Carved Inside a Pier

The location of the statue was the brainchild of architect Lou Astorino, who noticed the old pier one day looking down from Mount Washington. The riverfront spot reminded him of Mister Rogers both because he was an avid swimmer and because of the skyline view of the city that he loved.

When Mrs. Rogers heard the idea for a statue of her notoriously modest husband, "My first thought was, 'Oh, Fred would be horrified,' " she said. "But the way in which it's been done, part of a site [that is] a tribute to children, would have been all the difference. It's not all about him, it's about the children."

Mrs. Rogers envisions children crawling on the lap of the bronze statue, which depicts Mr. Rogers sitting down and tying his sneakers, as he did at the beginning of each episode of "Mister Rogers' Neighborhood."

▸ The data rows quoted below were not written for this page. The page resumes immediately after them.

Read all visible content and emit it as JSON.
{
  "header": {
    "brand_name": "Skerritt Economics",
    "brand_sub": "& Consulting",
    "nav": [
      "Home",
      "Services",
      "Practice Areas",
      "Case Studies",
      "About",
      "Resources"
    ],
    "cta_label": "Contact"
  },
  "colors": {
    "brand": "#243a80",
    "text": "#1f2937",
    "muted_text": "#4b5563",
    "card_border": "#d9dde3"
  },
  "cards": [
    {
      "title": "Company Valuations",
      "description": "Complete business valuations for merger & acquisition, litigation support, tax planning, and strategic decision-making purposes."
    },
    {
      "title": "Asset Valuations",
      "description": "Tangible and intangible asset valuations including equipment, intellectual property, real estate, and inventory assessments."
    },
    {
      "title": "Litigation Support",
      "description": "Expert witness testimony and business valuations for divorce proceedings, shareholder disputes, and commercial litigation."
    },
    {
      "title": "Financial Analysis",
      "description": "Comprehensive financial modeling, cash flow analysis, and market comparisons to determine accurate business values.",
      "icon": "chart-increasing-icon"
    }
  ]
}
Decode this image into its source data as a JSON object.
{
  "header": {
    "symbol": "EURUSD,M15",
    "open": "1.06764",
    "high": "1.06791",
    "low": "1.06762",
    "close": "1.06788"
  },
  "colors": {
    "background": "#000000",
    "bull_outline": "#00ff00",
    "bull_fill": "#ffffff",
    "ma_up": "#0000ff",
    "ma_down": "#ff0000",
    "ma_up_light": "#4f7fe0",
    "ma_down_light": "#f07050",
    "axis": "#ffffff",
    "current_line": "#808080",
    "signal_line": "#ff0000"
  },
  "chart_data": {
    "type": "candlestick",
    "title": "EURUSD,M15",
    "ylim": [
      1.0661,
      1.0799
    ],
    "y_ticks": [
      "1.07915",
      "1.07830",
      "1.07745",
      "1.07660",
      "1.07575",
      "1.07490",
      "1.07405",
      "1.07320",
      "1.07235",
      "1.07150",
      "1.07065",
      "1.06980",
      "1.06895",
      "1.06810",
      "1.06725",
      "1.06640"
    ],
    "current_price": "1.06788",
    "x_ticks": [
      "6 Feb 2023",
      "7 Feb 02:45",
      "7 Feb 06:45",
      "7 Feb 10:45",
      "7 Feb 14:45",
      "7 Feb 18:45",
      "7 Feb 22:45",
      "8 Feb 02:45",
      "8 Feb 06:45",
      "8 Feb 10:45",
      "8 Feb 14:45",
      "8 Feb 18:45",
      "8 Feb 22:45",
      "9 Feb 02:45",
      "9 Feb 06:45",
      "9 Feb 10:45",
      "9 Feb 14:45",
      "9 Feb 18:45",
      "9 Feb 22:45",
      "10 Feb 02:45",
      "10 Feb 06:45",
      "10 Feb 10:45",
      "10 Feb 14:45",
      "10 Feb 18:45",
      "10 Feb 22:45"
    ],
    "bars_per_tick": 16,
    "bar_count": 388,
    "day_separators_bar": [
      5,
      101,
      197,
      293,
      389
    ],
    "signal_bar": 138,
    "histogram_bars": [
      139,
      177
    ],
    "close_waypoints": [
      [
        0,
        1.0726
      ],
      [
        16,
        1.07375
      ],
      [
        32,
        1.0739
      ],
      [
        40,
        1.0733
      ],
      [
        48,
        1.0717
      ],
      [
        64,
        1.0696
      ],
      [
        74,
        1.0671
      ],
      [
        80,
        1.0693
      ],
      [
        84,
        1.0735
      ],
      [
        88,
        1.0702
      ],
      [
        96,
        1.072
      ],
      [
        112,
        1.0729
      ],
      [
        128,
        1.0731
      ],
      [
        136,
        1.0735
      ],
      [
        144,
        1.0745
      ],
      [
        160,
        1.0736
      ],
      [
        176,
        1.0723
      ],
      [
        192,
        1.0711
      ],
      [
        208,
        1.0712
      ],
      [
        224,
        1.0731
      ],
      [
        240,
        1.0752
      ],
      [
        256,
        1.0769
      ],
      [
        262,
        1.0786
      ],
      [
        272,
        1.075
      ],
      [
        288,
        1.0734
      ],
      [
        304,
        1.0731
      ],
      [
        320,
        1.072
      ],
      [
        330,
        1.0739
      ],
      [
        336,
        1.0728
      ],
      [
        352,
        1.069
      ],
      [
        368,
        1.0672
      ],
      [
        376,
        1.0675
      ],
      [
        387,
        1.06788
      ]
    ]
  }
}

"It's the only pose my husband would consider," said Mrs. Berks, the sculptor's wife. "It's the pose that everyone identifies with him."

"I can't think of a better symbol to promote Pittsburgh to the world than Fred Rogers," said Allegheny County Executive Dan Onorato.

He complimented Mr. Astorino's vision in taking "an eyesore off of this waterfront and turning it into an asset," referring to the blackened pier that had been useless since the opening of the Fort Duquesne Bridge in 1970.

Mrs. May ensured that the site would not be funded with taxpayer dollars. The Colcom Foundation, which she founded, has permanently endowed maintenance costs for the site. It is a gift from the Colcom Foundation to Family Communications, Inc., which then gave it to the city of Pittsburgh and Allegheny County.

Mrs. Rogers said that both her husband and Mrs. May "would be happy for us to have this place, which will be a place of remembrance."

- Resource: The Pittsburgh Post-Gazette